MySupermarket: Price Comparison Shopping By the Cartload


The ease of comparing prices on the Internet has done a lot to do away with major price differences between individual items at retailers, whether online or off. But where they still get you is when you buy many items from the same store and you throw in the high-margin coffee with the cut-rate shampoo. Higher-priced single items, such as a digital camera or an MP3 player, lend themselves more to online research. Finding the best deal is just a matter of selecting your preferred comparison shopping site (, mySimon, etc.). But what happens when you want to compare an entire cart of groceries across several merchants? Put simply, you are out of luck. Unless of course you happen to be living in the UK and making good use of mySupermarket.

mySupermarket, which has been around since 2006, claims to be the first comparison service that allows users to compare a cart of multiple items across retailers—in its case, groceries, across British supermarket chains Tesco, Sainsbury’s Ocado & ASDA.

It can compare not only identical items (a one-liter bottle of Coke), but also similar non-identical items, such one-liter bottles of mineral water from two separate brands. To accomplish this, mySupermarket classified 100,000 grocery products sold online in the UK according to multiple criteria and sub-criteria. The rules, weightings and relationships between different sub-criteria are incorporated into the company’s algorithms.

Up-to-date pricing is achieved using a combination of proprietary crawlers and manual validation processes to access real time prices from the supermarkets’ own sites. MySupermarket marries those prices with its own image database. It obtains products from the manufacturers and retailers and then uses in-house image production combined with post-processing facilities in Thailand.

The company claims an average online grocery cart includes approximately 50 items, with a total cost of 80-110 English pounds ($160-$220). By finding savings for consumers that average 20 percent per cart, and consumers accepting about half those recommendations, the actual savings average around 10 pounds ($20) per cart.

The way mySupermarket works is that users login to mySupermarket and fill-up a “trolley” (British for “shopping cart”). They are then presented with three types of recommendations:

1. Potential savings from switching the entire cart to another supermarket.
2. Potential savings from swapping items in the cart to alternatives from within the same supermarket.
3. Health conscious recommendations (calories, saturates, fat, salt, sugar) for swapping items to healthier alternatives.

The final step—payment—is actually performed on the desired supermarket’s own payment page. It should be noted that the service is absolutely free to consumers.

So where does mySupermarket derive its revenue from? Two sources: The first, targeted advertising based on the cart’s contents.

The second, a data service provided to the retailers and merchants which includes price listings, inventory listings (by zipcode), as well as comparison and analysis of products sold within the UK grocery sector.
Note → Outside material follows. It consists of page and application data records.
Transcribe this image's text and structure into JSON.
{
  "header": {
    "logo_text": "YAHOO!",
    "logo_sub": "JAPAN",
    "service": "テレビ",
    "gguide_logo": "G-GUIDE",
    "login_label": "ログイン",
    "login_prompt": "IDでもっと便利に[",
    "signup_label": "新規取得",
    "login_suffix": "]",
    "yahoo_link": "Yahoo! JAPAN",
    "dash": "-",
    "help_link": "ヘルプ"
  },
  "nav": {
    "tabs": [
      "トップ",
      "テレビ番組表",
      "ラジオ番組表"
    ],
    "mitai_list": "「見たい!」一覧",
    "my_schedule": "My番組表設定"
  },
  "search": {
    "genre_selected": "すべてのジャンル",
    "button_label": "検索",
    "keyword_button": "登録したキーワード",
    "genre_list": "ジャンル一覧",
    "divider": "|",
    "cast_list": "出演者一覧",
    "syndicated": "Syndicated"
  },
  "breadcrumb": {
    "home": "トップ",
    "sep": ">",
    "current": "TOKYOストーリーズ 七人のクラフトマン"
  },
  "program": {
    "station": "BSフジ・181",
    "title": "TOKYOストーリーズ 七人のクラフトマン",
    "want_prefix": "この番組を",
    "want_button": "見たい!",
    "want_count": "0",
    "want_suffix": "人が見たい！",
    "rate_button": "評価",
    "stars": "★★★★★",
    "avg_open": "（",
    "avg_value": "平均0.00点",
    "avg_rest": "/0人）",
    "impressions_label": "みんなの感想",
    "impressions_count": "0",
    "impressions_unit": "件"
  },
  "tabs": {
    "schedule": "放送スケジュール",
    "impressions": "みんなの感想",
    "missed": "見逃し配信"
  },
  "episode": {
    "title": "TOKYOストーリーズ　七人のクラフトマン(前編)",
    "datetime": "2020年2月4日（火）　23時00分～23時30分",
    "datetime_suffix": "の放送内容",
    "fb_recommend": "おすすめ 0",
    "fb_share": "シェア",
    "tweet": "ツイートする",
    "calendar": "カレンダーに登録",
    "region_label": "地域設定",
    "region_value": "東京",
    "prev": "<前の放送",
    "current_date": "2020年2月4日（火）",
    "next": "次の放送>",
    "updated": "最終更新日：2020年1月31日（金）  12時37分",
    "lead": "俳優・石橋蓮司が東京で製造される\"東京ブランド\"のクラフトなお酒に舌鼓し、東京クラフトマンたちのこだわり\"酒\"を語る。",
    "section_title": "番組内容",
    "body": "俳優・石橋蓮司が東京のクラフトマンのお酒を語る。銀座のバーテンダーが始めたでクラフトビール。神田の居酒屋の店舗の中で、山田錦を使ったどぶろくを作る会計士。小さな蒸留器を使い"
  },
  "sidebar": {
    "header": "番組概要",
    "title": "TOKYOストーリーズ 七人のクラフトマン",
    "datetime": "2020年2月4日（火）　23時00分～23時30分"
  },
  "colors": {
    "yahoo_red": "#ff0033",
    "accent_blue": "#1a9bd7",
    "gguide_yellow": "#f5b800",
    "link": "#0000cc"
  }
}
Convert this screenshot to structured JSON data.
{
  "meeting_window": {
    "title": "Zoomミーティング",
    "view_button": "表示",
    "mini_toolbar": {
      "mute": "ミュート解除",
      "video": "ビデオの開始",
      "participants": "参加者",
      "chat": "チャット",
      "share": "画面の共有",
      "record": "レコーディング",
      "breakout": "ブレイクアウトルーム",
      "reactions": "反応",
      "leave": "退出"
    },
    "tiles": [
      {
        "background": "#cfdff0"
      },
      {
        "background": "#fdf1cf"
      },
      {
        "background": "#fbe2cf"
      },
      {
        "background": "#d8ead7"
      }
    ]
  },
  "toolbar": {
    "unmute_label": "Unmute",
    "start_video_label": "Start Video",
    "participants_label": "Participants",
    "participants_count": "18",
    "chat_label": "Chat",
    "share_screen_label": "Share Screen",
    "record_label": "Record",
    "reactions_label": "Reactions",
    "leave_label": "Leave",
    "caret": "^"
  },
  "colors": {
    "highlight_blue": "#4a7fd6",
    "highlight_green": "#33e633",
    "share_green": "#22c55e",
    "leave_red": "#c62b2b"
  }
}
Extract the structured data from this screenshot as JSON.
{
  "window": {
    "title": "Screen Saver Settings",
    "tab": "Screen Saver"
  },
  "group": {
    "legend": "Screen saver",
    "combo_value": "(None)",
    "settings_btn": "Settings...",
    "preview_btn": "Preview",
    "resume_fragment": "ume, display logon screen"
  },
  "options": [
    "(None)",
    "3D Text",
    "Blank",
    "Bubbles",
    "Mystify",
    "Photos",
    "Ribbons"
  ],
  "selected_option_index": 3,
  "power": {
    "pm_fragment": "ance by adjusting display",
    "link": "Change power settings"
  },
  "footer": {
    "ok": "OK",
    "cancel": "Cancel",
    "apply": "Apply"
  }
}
These days mySupermarket is focusing on expanding its UK business, as well as adding features, ad/promotion services and data reporting capabilities.

They are also considering requests to license their technology for non-grocery multi-item comparison shopping.